Dale placed his hands behind his head, laced his fingers together, and closed his eyes. “It wasn’t by choice.”
Kheri got to his feet and went back to the house. When he reached the stairs, he paused and glanced over his shoulder at Dale then stepped up onto the porch. Taking a deep breath, he jerked the door open, entered the house, and strode up to Maw Tucker. “You brought food, right?”
“Sure did.” She beamed a smile at him, her hands moving rapidly as she stitched.
“Where is it?”
“It’s out in the wagons.” She gestured in the general direction of the back door. “Why? You hungry child?”
“A little bit, but…” Kheri looked over his shoulder toward the front yard. “Dale hasn’t eaten in a couple days.”
“Land sakes!” Maw exclaimed. “Why in the world didn’t someone say something? Why, no wonder he was sound asleep in the middle of the day!” She clapped her hands sharply and rose to her feet. “Ladies, we can do this later. We need to feed these men folk right now!”
The hen party scrambled to its feet and scurried into the kitchen behind her. A great deal of shooing and, “You can do that later,” drifted into the living room then Maw Tucker stuck her head out of the kitchen door. “Go call your friend and the two of you come eat.”
Kheri grinned at the scents drifting past his nose, nodded, and went back out onto the porch.
Dale was still leaning against the tree trunk, his eyes closed.
Kheri set his jaw then descended the stairs and cautiously approached the tree.
Dale opened one eye as he got close. “I wasn’t asleep.”
“How’d you know…?”
Dale sat up away from the tree. “You know I’m still tired. I’m sitting here with my eyes closed. If I’d just recently had a shocking experience when I tried to wake someone up, I’d be walking like I was afraid to get too close, too.”
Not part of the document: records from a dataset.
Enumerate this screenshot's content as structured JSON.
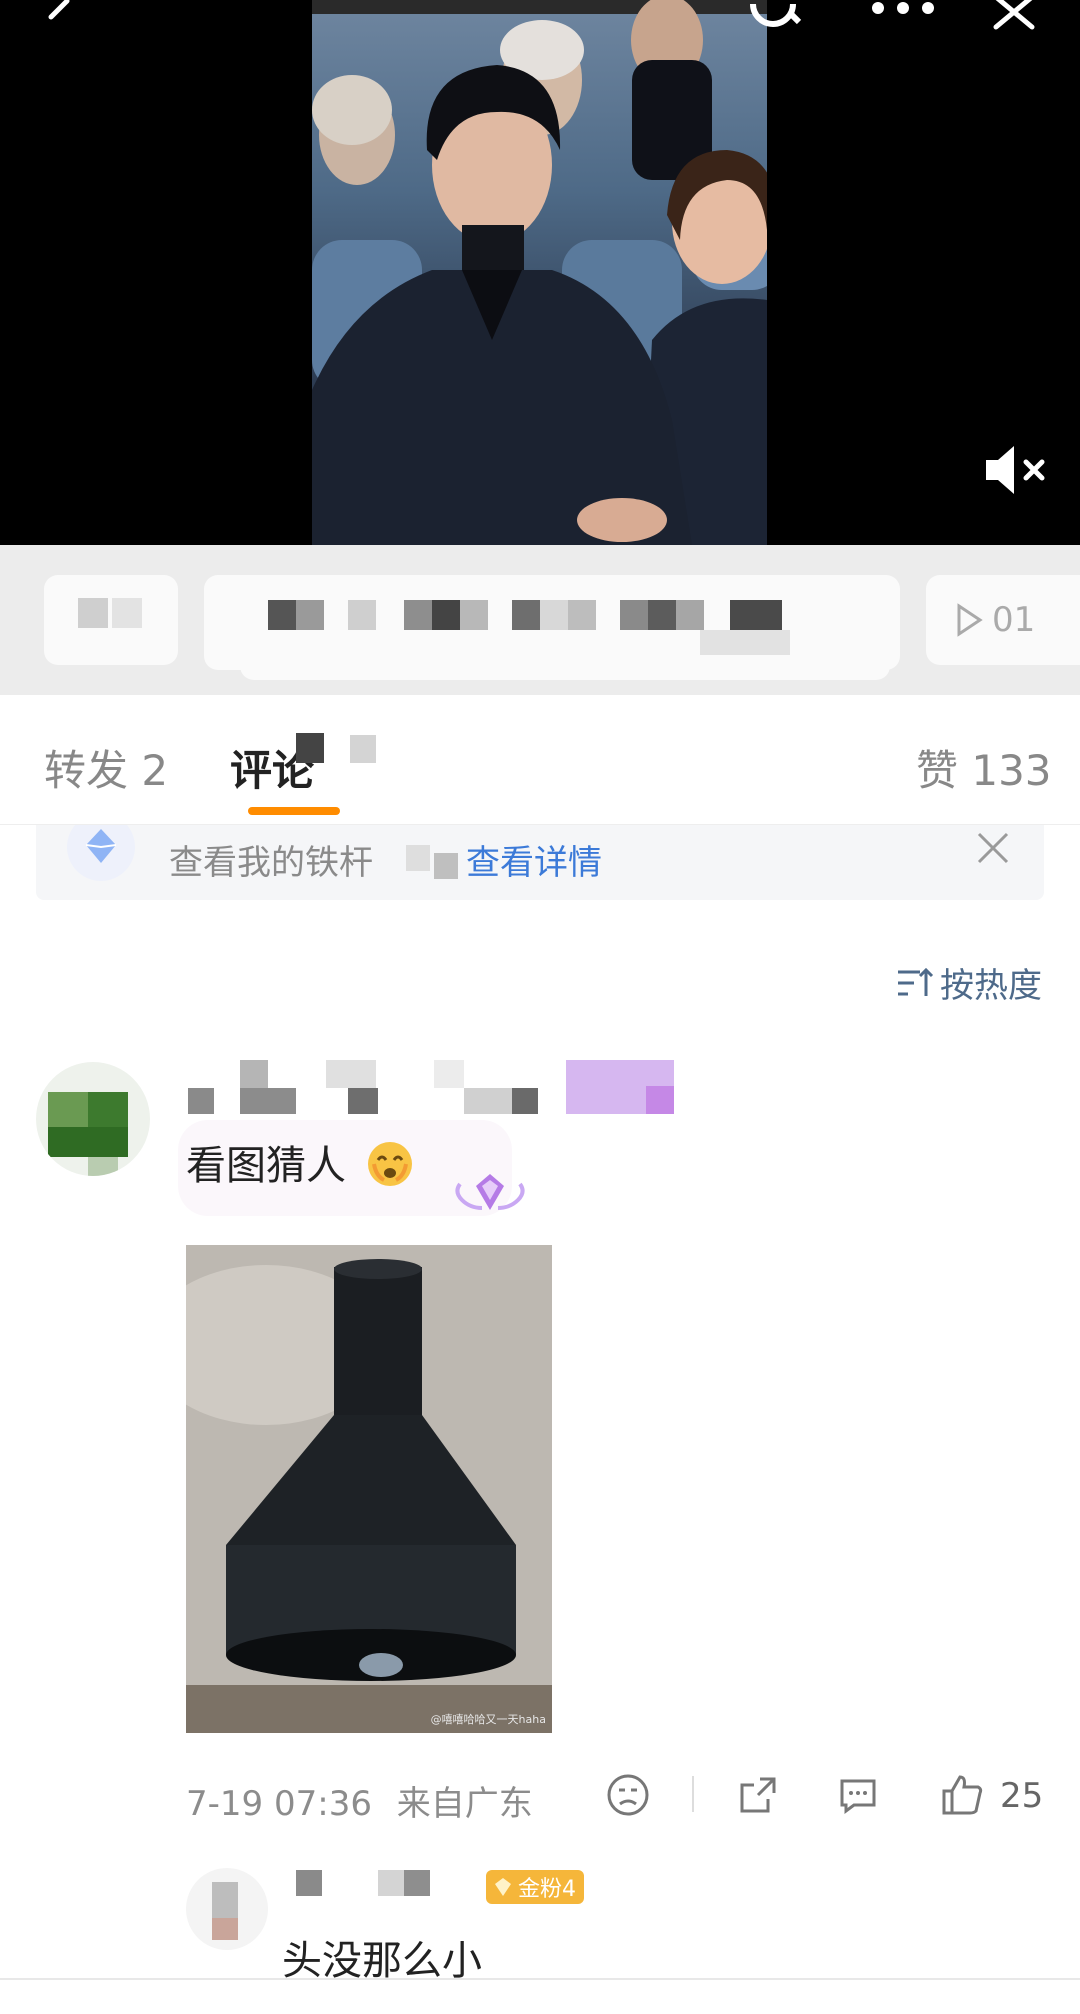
{
  "tabs": {
    "repost": "转发 2",
    "comment": "评论",
    "likes": "赞 133"
  },
  "banner": {
    "text": "查看我的铁杆",
    "link": "查看详情"
  },
  "sort": {
    "label": "按热度"
  },
  "video": {
    "duration_prefix": "01"
  },
  "comment": {
    "text": "看图猜人",
    "image_watermark": "@嘻嘻哈哈又一天haha",
    "time": "7-19 07:36",
    "location": "来自广东",
    "like_count": "25"
  },
  "reply": {
    "badge": "金粉4",
    "text": "头没那么小"
  },
  "colors": {
    "accent": "#ff8c00",
    "link": "#3c7ad8",
    "badge": "#f5b63a"
  }
}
“Oh.” Kheri thought this over, and then shrugged. “There’s food in the kitchen. They said to come eat.”
Dale nodded, stood up stiffly, and stretched.
“Dale….” Kheri asked hesitantly, as if he really didn’t want the answer he was sure he’d get.
“Where are you from, anyway? I mean, you told my aunt it was fairly far away but….” His voice trailed off into uncomfortable silence.
“I’ll tell you later. After I get some food in my stomach and this commotion is over.”
Kheri nodded, unsure if he was relieved to be put off or not. “All right.” He turned around and they started back toward the front porch. “My aunt said you could have whatever it was you wanted as long as it wasn’t her cow.”
Dale grinned at him. “I don’t have much need for a cow.”
“Yeah, I know.”
“Where are the clothes?”
“Up in the attic, in an old trunk.” Kheri gestured toward the shuttered attic window as they climbed the stairs to the front porch. “I’m not sure how good they are though; they’ve been locked away up there for a long time.”
Dale glanced up at the window, and then nodded and entered the house.
Kheri punched the wall next to the door in frustration, made a face, and followed him inside.